“After we went to meet-the-teacher evening, I did have one concern,” stated Aschanti Williams, a regional undertaking supervisor for T-Cellular whose son Wesley is within the second grade. “I used to be actually afraid that it’d be very cliquey, that the wealthy children can be over right here and poor children over there. After we made it there, you may not inform the distinction between a high-income mother or father or low-income mother or father. We have been all simply merged collectively, hanging out.”
Wesley is Williams’ fifth and youngest baby. He and his spouse selected Photo voltaic Prep for Boys due to the values the college instills, the Photo voltaic Six: curiosity, self-awareness, empathy, humility, management and grit. He admired the best way the principal talked in regards to the faculty as a group that holds all boys accountable for his or her actions and by no means provides up on any of them.
“Range is extra than simply race,” stated Williams, who’s Black. “It’s revenue. It’s tradition. It’s all the pieces.”
Williams’ residence in Oak Cliff, an older neighborhood close to downtown Dallas, is a couple of 30-minute experience from Photo voltaic Boys. When he drives his son to high school some mornings, he has him apply the college pledge within the automotive: “I management my future by means of the power to amass data. I consider success is set by effort and perseverance and never by likelihood.”

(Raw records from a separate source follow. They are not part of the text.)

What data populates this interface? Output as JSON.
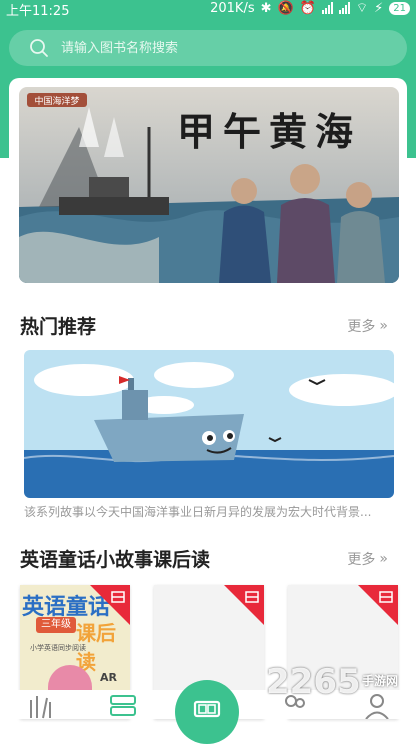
{
  "status_bar": {
    "time": "上午11:25",
    "speed": "201K/s",
    "battery": "21"
  },
  "search": {
    "placeholder": "请输入图书名称搜索"
  },
  "banner": {
    "series_label": "中国海洋梦",
    "title": "甲午黄海"
  },
  "hot_section": {
    "title": "热门推荐",
    "more": "更多",
    "description": "该系列故事以今天中国海洋事业日新月异的发展为宏大时代背景..."
  },
  "english_section": {
    "title": "英语童话小故事课后读",
    "more": "更多",
    "book1": {
      "title": "英语童话",
      "subtitle": "课后读",
      "grade": "三年级",
      "sub_small": "小学英语同步阅读",
      "badge": "AR"
    }
  },
  "watermark": {
    "text": "2265",
    "sub": "手游网"
  },
  "colors": {
    "accent": "#3cc28f",
    "badge": "#e8293a"
  }
}
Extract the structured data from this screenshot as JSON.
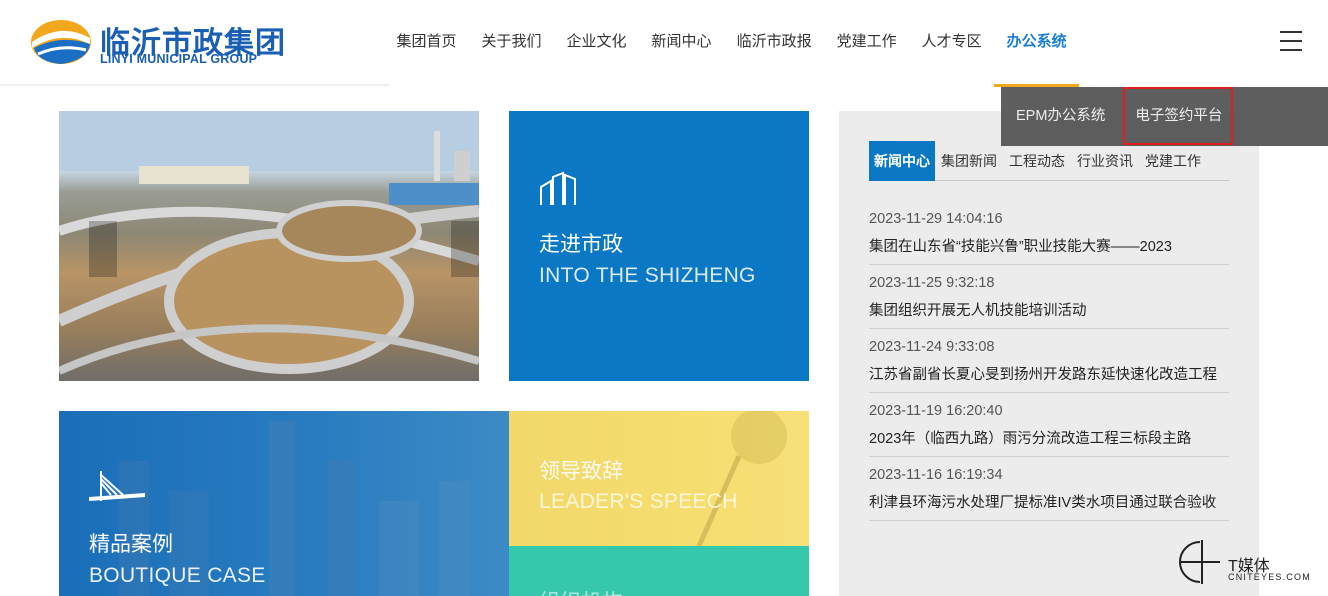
{
  "logo": {
    "cn": "临沂市政集团",
    "en": "LINYI MUNICIPAL GROUP"
  },
  "nav": {
    "items": [
      {
        "label": "集团首页"
      },
      {
        "label": "关于我们"
      },
      {
        "label": "企业文化"
      },
      {
        "label": "新闻中心"
      },
      {
        "label": "临沂市政报"
      },
      {
        "label": "党建工作"
      },
      {
        "label": "人才专区"
      },
      {
        "label": "办公系统",
        "active": true
      }
    ]
  },
  "dropdown": {
    "items": [
      {
        "label": "EPM办公系统"
      },
      {
        "label": "电子签约平台"
      }
    ]
  },
  "tiles": {
    "about": {
      "cn": "走进市政",
      "en": "INTO THE SHIZHENG"
    },
    "case": {
      "cn": "精品案例",
      "en": "BOUTIQUE CASE"
    },
    "speech": {
      "cn": "领导致辞",
      "en": "LEADER'S SPEECH"
    },
    "org": {
      "cn": "组织机构"
    }
  },
  "news": {
    "tabs": [
      {
        "label": "新闻中心",
        "active": true
      },
      {
        "label": "集团新闻"
      },
      {
        "label": "工程动态"
      },
      {
        "label": "行业资讯"
      },
      {
        "label": "党建工作"
      }
    ],
    "items": [
      {
        "date": "2023-11-29 14:04:16",
        "title": "集团在山东省“技能兴鲁”职业技能大赛——2023"
      },
      {
        "date": "2023-11-25 9:32:18",
        "title": "集团组织开展无人机技能培训活动"
      },
      {
        "date": "2023-11-24 9:33:08",
        "title": "江苏省副省长夏心旻到扬州开发路东延快速化改造工程"
      },
      {
        "date": "2023-11-19 16:20:40",
        "title": "2023年（临西九路）雨污分流改造工程三标段主路"
      },
      {
        "date": "2023-11-16 16:19:34",
        "title": "利津县环海污水处理厂提标准IV类水项目通过联合验收"
      }
    ]
  },
  "watermark": {
    "cn": "T媒体",
    "en": "CNITEYES.COM"
  },
  "colors": {
    "brand": "#1a5fb4",
    "accent": "#0b78c5",
    "nav_underline": "#f2a81d",
    "highlight": "#e02020"
  }
}
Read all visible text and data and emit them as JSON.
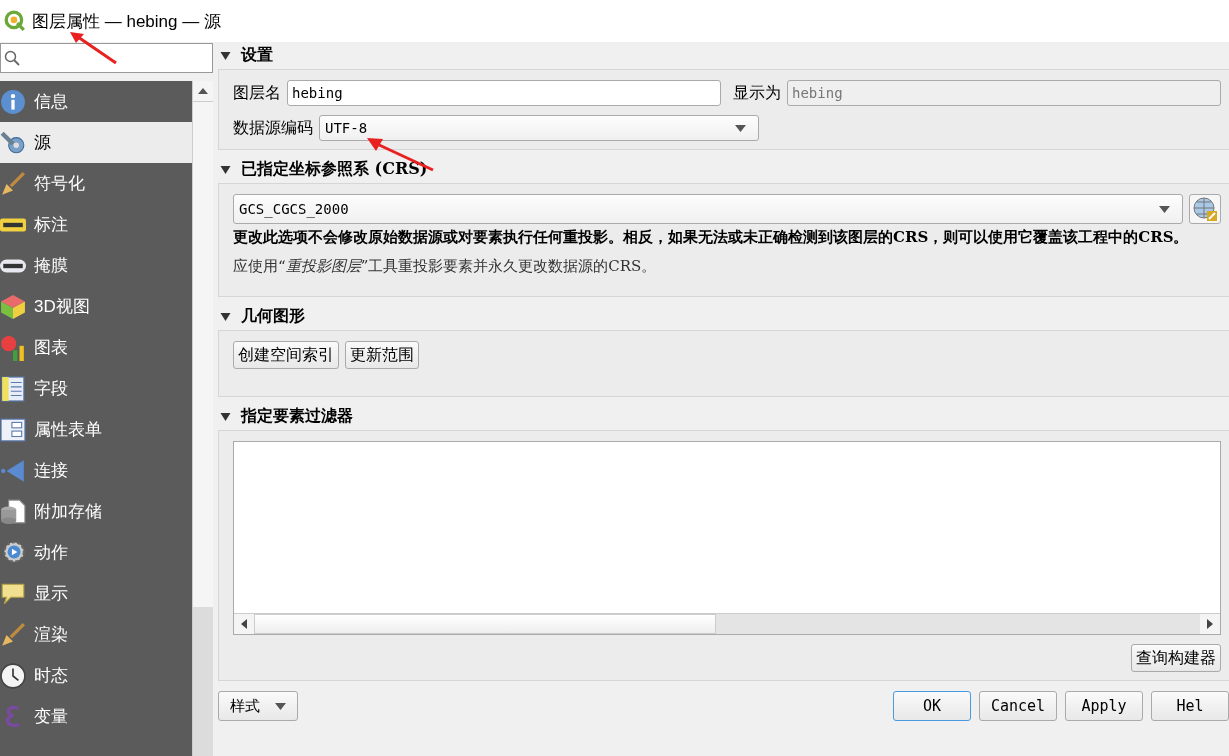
{
  "window": {
    "title": "图层属性 — hebing — 源"
  },
  "sidebar": {
    "items": [
      {
        "label": "信息",
        "kind": "info",
        "selected": false
      },
      {
        "label": "源",
        "kind": "source",
        "selected": true
      },
      {
        "label": "符号化",
        "kind": "brush",
        "selected": false
      },
      {
        "label": "标注",
        "kind": "abc",
        "selected": false
      },
      {
        "label": "掩膜",
        "kind": "abc2",
        "selected": false
      },
      {
        "label": "3D视图",
        "kind": "cube",
        "selected": false
      },
      {
        "label": "图表",
        "kind": "chart",
        "selected": false
      },
      {
        "label": "字段",
        "kind": "fields",
        "selected": false
      },
      {
        "label": "属性表单",
        "kind": "form",
        "selected": false
      },
      {
        "label": "连接",
        "kind": "join",
        "selected": false
      },
      {
        "label": "附加存储",
        "kind": "db",
        "selected": false
      },
      {
        "label": "动作",
        "kind": "gear",
        "selected": false
      },
      {
        "label": "显示",
        "kind": "bubble",
        "selected": false
      },
      {
        "label": "渲染",
        "kind": "brush",
        "selected": false
      },
      {
        "label": "时态",
        "kind": "clock",
        "selected": false
      },
      {
        "label": "变量",
        "kind": "epsilon",
        "selected": false
      }
    ]
  },
  "settings": {
    "title": "设置",
    "expanded": true,
    "layer_name_label": "图层名",
    "layer_name": "hebing",
    "display_as_label": "显示为",
    "display_as": "hebing",
    "encoding_label": "数据源编码",
    "encoding": "UTF-8"
  },
  "crs": {
    "title": "已指定坐标参照系 (CRS)",
    "expanded": true,
    "value": "GCS_CGCS_2000",
    "warning": "更改此选项不会修改原始数据源或对要素执行任何重投影。相反，如果无法或未正确检测到该图层的CRS，则可以使用它覆盖该工程中的CRS。",
    "hint": "应使用“*重投影图层*”工具重投影要素并永久更改数据源的CRS。"
  },
  "geometry": {
    "title": "几何图形",
    "expanded": true,
    "buttons": [
      "创建空间索引",
      "更新范围"
    ]
  },
  "filter": {
    "title": "指定要素过滤器",
    "expanded": true,
    "query_builder": "查询构建器"
  },
  "footer": {
    "style_menu": "样式",
    "buttons": [
      {
        "label": "OK",
        "selected": true
      },
      {
        "label": "Cancel",
        "selected": false
      },
      {
        "label": "Apply",
        "selected": false
      },
      {
        "label": "Hel",
        "selected": false
      }
    ]
  }
}
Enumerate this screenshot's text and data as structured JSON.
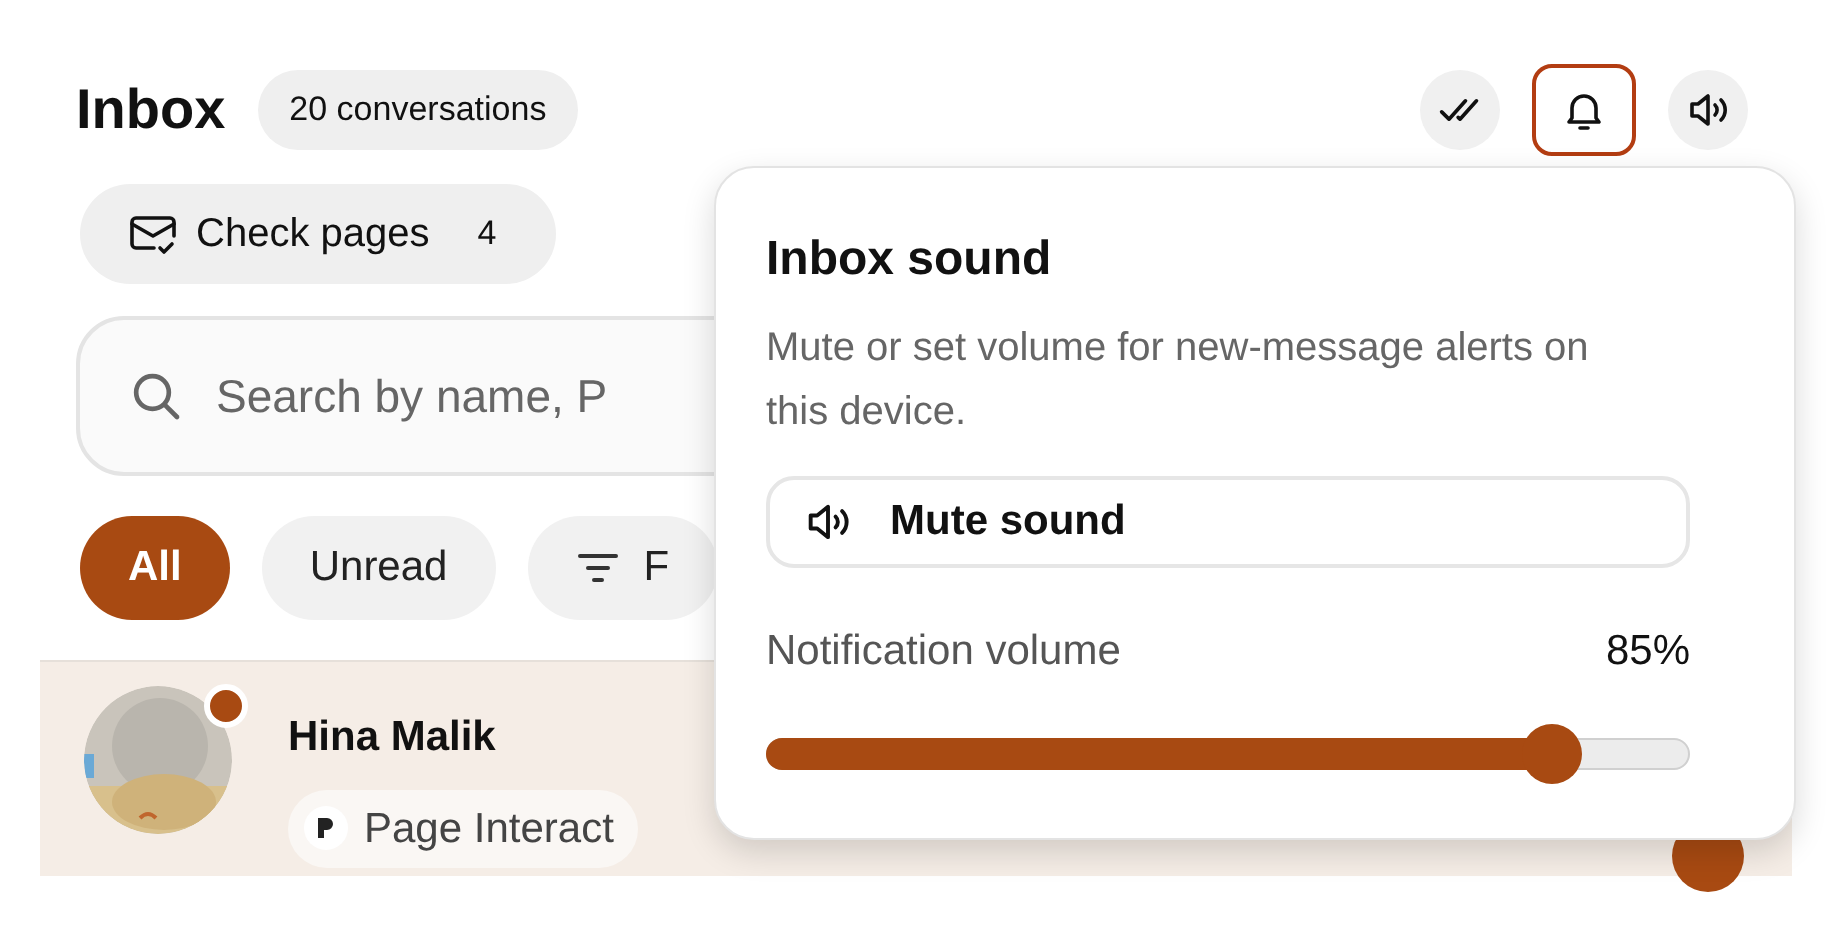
{
  "header": {
    "title": "Inbox",
    "count": "20 conversations"
  },
  "toolbar": [
    {
      "kind": "mark-read",
      "selected": false
    },
    {
      "kind": "bell",
      "selected": true
    },
    {
      "kind": "sound",
      "selected": false
    }
  ],
  "check_pages": {
    "label": "Check pages",
    "count": "4"
  },
  "search": {
    "placeholder": "Search by name, P"
  },
  "filters": [
    {
      "label": "All",
      "selected": true,
      "kind": "plain"
    },
    {
      "label": "Unread",
      "selected": false,
      "kind": "plain"
    },
    {
      "label": "F",
      "selected": false,
      "kind": "filter"
    }
  ],
  "conversations": [
    {
      "name": "Hina Malik",
      "unread": true,
      "source": "Page Interact"
    }
  ],
  "popover": {
    "title": "Inbox sound",
    "description": "Mute or set volume for new-message alerts on this device.",
    "mute_button": "Mute sound",
    "volume_label": "Notification volume",
    "volume_reading": "85%",
    "level": 0.85
  }
}
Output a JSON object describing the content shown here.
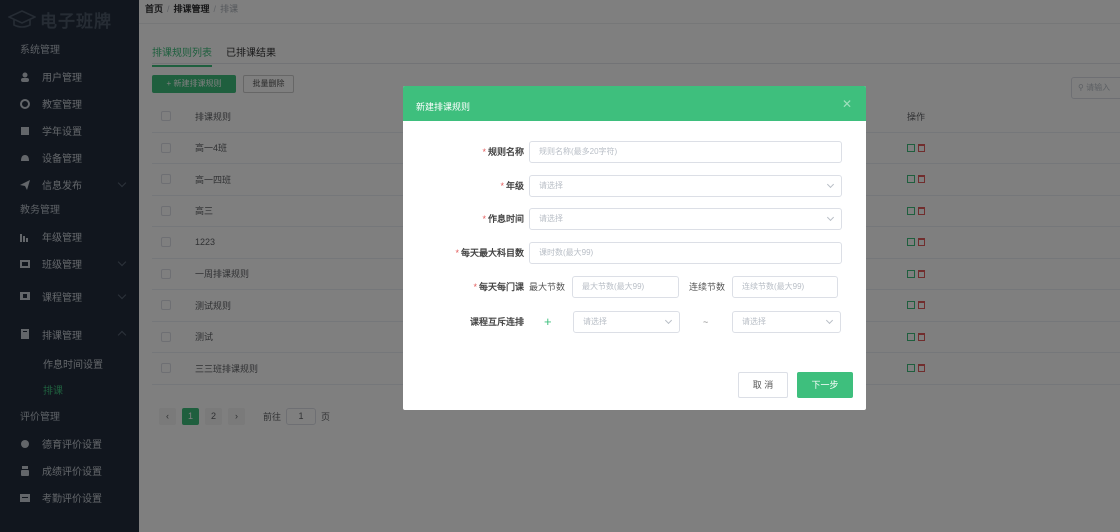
{
  "brand": {
    "title": "电子班牌"
  },
  "sidebar": {
    "group_system": "系统管理",
    "item_user": "用户管理",
    "item_classroom": "教室管理",
    "item_schoolyear": "学年设置",
    "item_device": "设备管理",
    "item_info": "信息发布",
    "group_academic": "教务管理",
    "item_grade": "年级管理",
    "item_class": "班级管理",
    "item_course": "课程管理",
    "item_schedule": "排课管理",
    "sub_rest": "作息时间设置",
    "sub_schedule": "排课",
    "group_eval": "评价管理",
    "item_moral": "德育评价设置",
    "item_score": "成绩评价设置",
    "item_attendance": "考勤评价设置"
  },
  "breadcrumb": {
    "home": "首页",
    "parent": "排课管理",
    "current": "排课"
  },
  "tabs": {
    "list": "排课规则列表",
    "result": "已排课结果"
  },
  "toolbar": {
    "new_label": "+ 新建排课规则",
    "batch_delete": "批量删除",
    "search_placeholder": "请输入"
  },
  "table": {
    "col_rule": "排课规则",
    "col_action": "操作",
    "rows": [
      "高一4班",
      "高一四班",
      "高三",
      "1223",
      "一周排课规则",
      "测试规则",
      "测试",
      "三三班排课规则"
    ]
  },
  "pager": {
    "page1": "1",
    "page2": "2",
    "goto_label": "前往",
    "goto_value": "1",
    "page_unit": "页"
  },
  "dialog": {
    "title": "新建排课规则",
    "label_name": "规则名称",
    "ph_name": "规则名称(最多20字符)",
    "label_grade": "年级",
    "ph_select": "请选择",
    "label_rest": "作息时间",
    "label_max_subjects": "每天最大科目数",
    "ph_max_subjects": "课时数(最大99)",
    "label_per_course": "每天每门课",
    "max_sections_label": "最大节数",
    "ph_max_sections": "最大节数(最大99)",
    "consecutive_label": "连续节数",
    "ph_consecutive": "连续节数(最大99)",
    "label_mutex": "课程互斥连排",
    "plus": "+",
    "tilde": "~",
    "cancel": "取 消",
    "next": "下一步",
    "asterisk": "*"
  },
  "colors": {
    "accent": "#3ebf7d",
    "sidebar_bg": "#222d3c",
    "danger": "#e35b5b"
  }
}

One morning, as he pulled into the college’s semi-circle driveway, Williams seen that the automotive in entrance of him was beat up. Its door colours didn’t match and it was belching smoke. Behind Williams was a shiny new Chevy Escalade. Williams and his son waited of their Toyota Camry.
“Within the outdoors world, all three homeowners of these autos can be handled in another way,” he recalled. “However these children stroll by means of the door, and all that goes out the window.”
This story about Transformation Colleges was produced by The Hechinger Report, a nonprofit, unbiased information group centered on inequality and innovation in training. Join the Hechinger e-newsletter.